  • parental care;
  • paternal effects;
  • phenotypic plasticity;
  • predation;
  • schooling;
  • transgenerational plasticity

Abstract

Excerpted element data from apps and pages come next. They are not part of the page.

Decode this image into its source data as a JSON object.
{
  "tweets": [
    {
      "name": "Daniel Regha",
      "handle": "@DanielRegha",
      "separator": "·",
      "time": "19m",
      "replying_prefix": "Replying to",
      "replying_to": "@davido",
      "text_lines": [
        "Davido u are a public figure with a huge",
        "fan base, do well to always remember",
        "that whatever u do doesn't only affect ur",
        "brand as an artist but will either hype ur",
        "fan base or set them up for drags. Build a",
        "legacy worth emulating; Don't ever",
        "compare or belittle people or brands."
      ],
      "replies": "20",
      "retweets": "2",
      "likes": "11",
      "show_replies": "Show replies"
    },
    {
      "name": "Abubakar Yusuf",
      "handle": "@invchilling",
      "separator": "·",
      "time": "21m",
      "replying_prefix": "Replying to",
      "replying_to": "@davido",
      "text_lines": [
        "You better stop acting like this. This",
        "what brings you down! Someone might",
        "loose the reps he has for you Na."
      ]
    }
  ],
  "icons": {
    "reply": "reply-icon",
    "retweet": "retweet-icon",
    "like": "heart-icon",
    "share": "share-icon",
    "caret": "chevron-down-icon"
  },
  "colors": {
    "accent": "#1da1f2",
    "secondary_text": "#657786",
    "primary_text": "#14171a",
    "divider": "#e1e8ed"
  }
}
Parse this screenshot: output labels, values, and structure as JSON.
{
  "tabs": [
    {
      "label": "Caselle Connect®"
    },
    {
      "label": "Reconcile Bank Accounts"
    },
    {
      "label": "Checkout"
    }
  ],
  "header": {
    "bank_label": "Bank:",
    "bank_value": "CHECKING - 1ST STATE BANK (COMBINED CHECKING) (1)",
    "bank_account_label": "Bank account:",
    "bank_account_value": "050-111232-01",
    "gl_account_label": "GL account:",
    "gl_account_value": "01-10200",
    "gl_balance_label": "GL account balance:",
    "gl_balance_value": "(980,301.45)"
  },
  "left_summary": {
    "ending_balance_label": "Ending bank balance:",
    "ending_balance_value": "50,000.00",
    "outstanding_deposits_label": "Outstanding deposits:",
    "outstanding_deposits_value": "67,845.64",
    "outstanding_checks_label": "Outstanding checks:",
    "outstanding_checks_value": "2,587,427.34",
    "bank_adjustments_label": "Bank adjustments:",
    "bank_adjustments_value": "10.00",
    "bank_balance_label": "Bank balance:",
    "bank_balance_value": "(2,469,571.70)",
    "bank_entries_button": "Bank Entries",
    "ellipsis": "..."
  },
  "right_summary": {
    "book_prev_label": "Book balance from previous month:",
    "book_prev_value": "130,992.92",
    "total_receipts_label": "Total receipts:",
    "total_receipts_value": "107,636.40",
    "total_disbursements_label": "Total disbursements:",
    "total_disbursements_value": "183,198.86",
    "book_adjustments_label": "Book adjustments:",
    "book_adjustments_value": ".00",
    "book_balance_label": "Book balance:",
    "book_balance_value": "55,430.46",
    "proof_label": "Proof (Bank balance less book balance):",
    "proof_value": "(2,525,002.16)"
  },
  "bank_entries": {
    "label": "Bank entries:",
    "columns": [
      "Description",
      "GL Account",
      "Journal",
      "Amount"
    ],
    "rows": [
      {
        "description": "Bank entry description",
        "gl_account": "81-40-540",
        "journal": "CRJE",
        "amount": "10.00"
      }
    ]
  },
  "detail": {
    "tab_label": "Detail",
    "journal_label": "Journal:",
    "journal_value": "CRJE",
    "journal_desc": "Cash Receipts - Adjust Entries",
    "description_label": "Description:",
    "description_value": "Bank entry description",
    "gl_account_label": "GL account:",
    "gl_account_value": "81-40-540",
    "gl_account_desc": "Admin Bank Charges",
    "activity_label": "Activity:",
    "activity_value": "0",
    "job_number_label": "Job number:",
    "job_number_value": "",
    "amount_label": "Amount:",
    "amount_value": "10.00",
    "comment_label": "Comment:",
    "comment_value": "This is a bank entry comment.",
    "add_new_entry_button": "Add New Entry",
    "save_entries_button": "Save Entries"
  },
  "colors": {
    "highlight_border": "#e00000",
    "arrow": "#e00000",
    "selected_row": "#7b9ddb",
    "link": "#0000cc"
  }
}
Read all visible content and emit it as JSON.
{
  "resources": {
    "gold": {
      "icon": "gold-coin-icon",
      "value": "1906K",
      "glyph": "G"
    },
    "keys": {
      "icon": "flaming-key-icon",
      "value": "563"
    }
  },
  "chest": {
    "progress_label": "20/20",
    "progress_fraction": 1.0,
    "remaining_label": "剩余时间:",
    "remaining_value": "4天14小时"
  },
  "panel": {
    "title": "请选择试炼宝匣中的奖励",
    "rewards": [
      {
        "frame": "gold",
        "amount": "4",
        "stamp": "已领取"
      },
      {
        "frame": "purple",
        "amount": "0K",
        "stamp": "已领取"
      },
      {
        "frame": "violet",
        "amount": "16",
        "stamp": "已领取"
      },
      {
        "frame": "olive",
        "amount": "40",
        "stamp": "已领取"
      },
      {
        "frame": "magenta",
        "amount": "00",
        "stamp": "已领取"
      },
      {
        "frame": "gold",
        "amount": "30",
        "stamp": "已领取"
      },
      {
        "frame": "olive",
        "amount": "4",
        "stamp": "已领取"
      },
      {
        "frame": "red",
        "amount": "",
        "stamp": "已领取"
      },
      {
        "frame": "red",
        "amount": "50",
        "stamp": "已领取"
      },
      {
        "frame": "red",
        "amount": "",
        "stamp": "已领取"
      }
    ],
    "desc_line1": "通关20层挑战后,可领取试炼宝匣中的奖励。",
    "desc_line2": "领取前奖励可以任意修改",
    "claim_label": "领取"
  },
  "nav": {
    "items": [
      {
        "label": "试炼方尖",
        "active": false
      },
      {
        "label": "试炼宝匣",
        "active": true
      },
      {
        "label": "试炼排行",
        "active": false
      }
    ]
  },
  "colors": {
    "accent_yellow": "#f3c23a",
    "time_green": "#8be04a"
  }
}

Population divergence in antipredator defence and behaviour occurs rapidly and repeatedly. Genetic differences, phenotypic plasticity or parental effects may all contribute to divergence, but the relative importance of each of these mechanisms remains unknown. We exposed juveniles to parents and predators to measure how induced changes contribute to shoaling behaviour differences between two threespine stickleback species (benthics and limnetics: Gasterosteus spp). We found that limnetics increased shoaling in response to predator attacks, whereas benthics did not alter their behaviour. Care by limnetic fathers led to increased shoaling in both limnetic and benthic offspring. Shoaling helps limnetics avoid trout and avian predation; our results suggest that this adaptive behaviour is the result of a combination of paternal effects, predator-induced plasticity and genetic differences between species. These results suggest that plasticity substantially contributes to the rapid divergence in shoaling behaviour across the post-Pleistocene radiation of sticklebacks.